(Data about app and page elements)
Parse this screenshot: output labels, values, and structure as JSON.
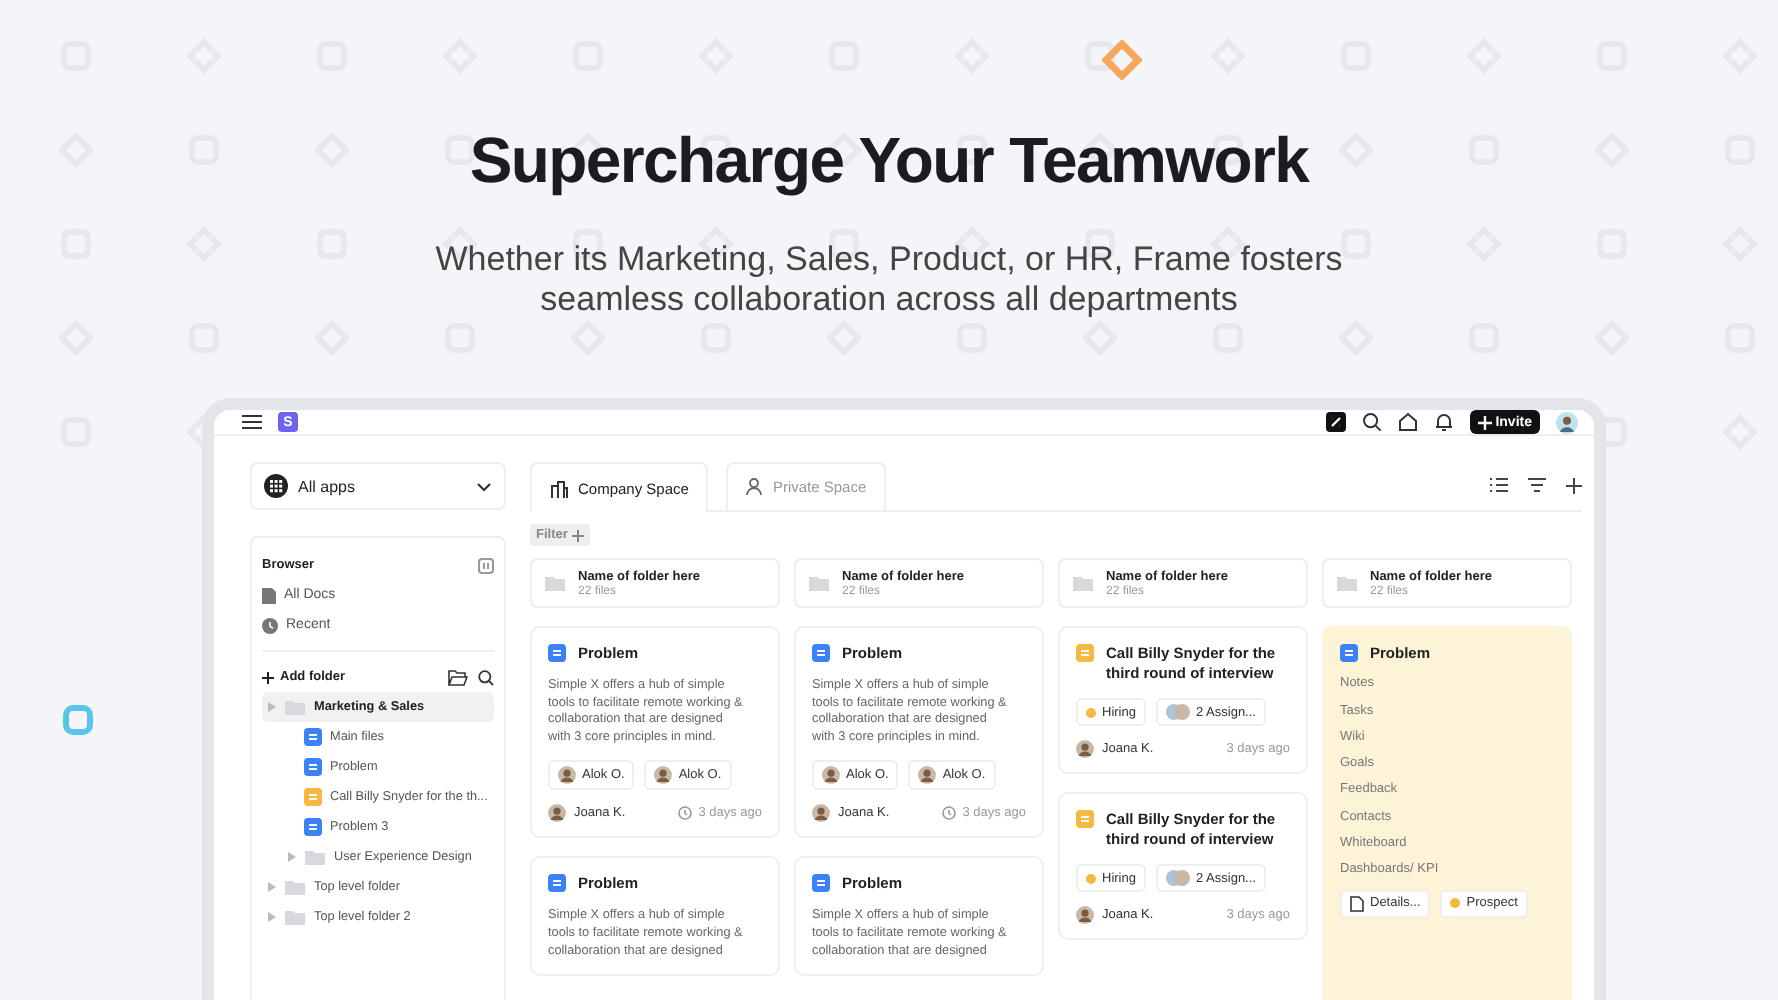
{
  "hero": {
    "title": "Supercharge Your Teamwork",
    "subtitle": "Whether its Marketing, Sales, Product, or HR, Frame fosters seamless collaboration across all departments"
  },
  "topbar": {
    "logo": "S",
    "invite": "Invite"
  },
  "app_selector": {
    "label": "All apps"
  },
  "tabs": [
    {
      "label": "Company Space",
      "selected": true
    },
    {
      "label": "Private Space",
      "selected": false
    }
  ],
  "filter": {
    "label": "Filter"
  },
  "sidebar": {
    "title": "Browser",
    "nav": [
      {
        "label": "All Docs",
        "kind": "docs"
      },
      {
        "label": "Recent",
        "kind": "recent"
      }
    ],
    "add_folder": "Add folder",
    "tree": [
      {
        "label": "Marketing & Sales",
        "kind": "folder",
        "selected": true,
        "children": [
          {
            "label": "Main files",
            "kind": "doc",
            "color": "#3b82f6",
            "selected": false
          },
          {
            "label": "Problem",
            "kind": "doc",
            "color": "#3b82f6",
            "selected": false
          },
          {
            "label": "Call Billy Snyder for the th...",
            "kind": "doc",
            "color": "#f5b942",
            "selected": false
          },
          {
            "label": "Problem 3",
            "kind": "doc",
            "color": "#3b82f6",
            "selected": false
          },
          {
            "label": "User Experience Design",
            "kind": "folder",
            "selected": false
          }
        ]
      },
      {
        "label": "Top level folder",
        "kind": "folder",
        "selected": false
      },
      {
        "label": "Top level folder 2",
        "kind": "folder",
        "selected": false
      }
    ]
  },
  "folders": [
    {
      "name": "Name of folder here",
      "count": "22 files"
    },
    {
      "name": "Name of folder here",
      "count": "22 files"
    },
    {
      "name": "Name of folder here",
      "count": "22 files"
    },
    {
      "name": "Name of folder here",
      "count": "22 files"
    }
  ],
  "columns": [
    [
      {
        "kind": "doc",
        "title": "Problem",
        "body": "Simple X offers a hub of simple tools to facilitate remote working & collaboration that are designed with 3 core principles in mind.",
        "assignees": [
          "Alok O.",
          "Alok O."
        ],
        "author": "Joana K.",
        "time": "3 days ago"
      },
      {
        "kind": "doc",
        "title": "Problem",
        "body": "Simple X offers a hub of simple tools to facilitate remote working & collaboration that are designed"
      }
    ],
    [
      {
        "kind": "doc",
        "title": "Problem",
        "body": "Simple X offers a hub of simple tools to facilitate remote working & collaboration that are designed with 3 core principles in mind.",
        "assignees": [
          "Alok O.",
          "Alok O."
        ],
        "author": "Joana K.",
        "time": "3 days ago"
      },
      {
        "kind": "doc",
        "title": "Problem",
        "body": "Simple X offers a hub of simple tools to facilitate remote working & collaboration that are designed"
      }
    ],
    [
      {
        "kind": "task",
        "title": "Call Billy Snyder for the third round of interview",
        "tag": {
          "label": "Hiring",
          "color": "#f5b942"
        },
        "assignees_label": "2 Assign...",
        "author": "Joana K.",
        "time": "3 days ago"
      },
      {
        "kind": "task",
        "title": "Call Billy Snyder for the third round of interview",
        "tag": {
          "label": "Hiring",
          "color": "#f5b942"
        },
        "assignees_label": "2 Assign...",
        "author": "Joana K.",
        "time": "3 days ago"
      }
    ],
    [
      {
        "kind": "menu",
        "title": "Problem",
        "items": [
          "Notes",
          "Tasks",
          "Wiki",
          "Goals",
          "Feedback",
          "Contacts",
          "Whiteboard",
          "Dashboards/ KPI"
        ],
        "chips": [
          {
            "kind": "doc",
            "label": "Details..."
          },
          {
            "kind": "status",
            "label": "Prospect",
            "color": "#f5b942"
          }
        ]
      }
    ]
  ]
}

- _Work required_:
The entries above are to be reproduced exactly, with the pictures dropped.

- _Response to this exercise_:
Parse this screenshot: output labels, values, and structure as JSON.
{
  "hero": {
    "title": "Supercharge Your Teamwork",
    "subtitle": "Whether its Marketing, Sales, Product, or HR, Frame fosters seamless collaboration across all departments"
  },
  "topbar": {
    "logo": "S",
    "invite": "Invite"
  },
  "app_selector": {
    "label": "All apps"
  },
  "tabs": [
    {
      "label": "Company Space",
      "selected": true
    },
    {
      "label": "Private Space",
      "selected": false
    }
  ],
  "filter": {
    "label": "Filter"
  },
  "sidebar": {
    "title": "Browser",
    "nav": [
      {
        "label": "All Docs",
        "kind": "docs"
      },
      {
        "label": "Recent",
        "kind": "recent"
      }
    ],
    "add_folder": "Add folder",
    "tree": [
      {
        "label": "Marketing & Sales",
        "kind": "folder",
        "selected": true,
        "children": [
          {
            "label": "Main files",
            "kind": "doc",
            "color": "#3b82f6",
            "selected": false
          },
          {
            "label": "Problem",
            "kind": "doc",
            "color": "#3b82f6",
            "selected": false
          },
          {
            "label": "Call Billy Snyder for the th...",
            "kind": "doc",
            "color": "#f5b942",
            "selected": false
          },
          {
            "label": "Problem 3",
            "kind": "doc",
            "color": "#3b82f6",
            "selected": false
          },
          {
            "label": "User Experience Design",
            "kind": "folder",
            "selected": false
          }
        ]
      },
      {
        "label": "Top level folder",
        "kind": "folder",
        "selected": false
      },
      {
        "label": "Top level folder 2",
        "kind": "folder",
        "selected": false
      }
    ]
  },
  "folders": [
    {
      "name": "Name of folder here",
      "count": "22 files"
    },
    {
      "name": "Name of folder here",
      "count": "22 files"
    },
    {
      "name": "Name of folder here",
      "count": "22 files"
    },
    {
      "name": "Name of folder here",
      "count": "22 files"
    }
  ],
  "columns": [
    [
      {
        "kind": "doc",
        "title": "Problem",
        "body": "Simple X offers a hub of simple tools to facilitate remote working & collaboration that are designed with 3 core principles in mind.",
        "assignees": [
          "Alok O.",
          "Alok O."
        ],
        "author": "Joana K.",
        "time": "3 days ago"
      },
      {
        "kind": "doc",
        "title": "Problem",
        "body": "Simple X offers a hub of simple tools to facilitate remote working & collaboration that are designed"
      }
    ],
    [
      {
        "kind": "doc",
        "title": "Problem",
        "body": "Simple X offers a hub of simple tools to facilitate remote working & collaboration that are designed with 3 core principles in mind.",
        "assignees": [
          "Alok O.",
          "Alok O."
        ],
        "author": "Joana K.",
        "time": "3 days ago"
      },
      {
        "kind": "doc",
        "title": "Problem",
        "body": "Simple X offers a hub of simple tools to facilitate remote working & collaboration that are designed"
      }
    ],
    [
      {
        "kind": "task",
        "title": "Call Billy Snyder for the third round of interview",
        "tag": {
          "label": "Hiring",
          "color": "#f5b942"
        },
        "assignees_label": "2 Assign...",
        "author": "Joana K.",
        "time": "3 days ago"
      },
      {
        "kind": "task",
        "title": "Call Billy Snyder for the third round of interview",
        "tag": {
          "label": "Hiring",
          "color": "#f5b942"
        },
        "assignees_label": "2 Assign...",
        "author": "Joana K.",
        "time": "3 days ago"
      }
    ],
    [
      {
        "kind": "menu",
        "title": "Problem",
        "items": [
          "Notes",
          "Tasks",
          "Wiki",
          "Goals",
          "Feedback",
          "Contacts",
          "Whiteboard",
          "Dashboards/ KPI"
        ],
        "chips": [
          {
            "kind": "doc",
            "label": "Details..."
          },
          {
            "kind": "status",
            "label": "Prospect",
            "color": "#f5b942"
          }
        ]
      }
    ]
  ]
}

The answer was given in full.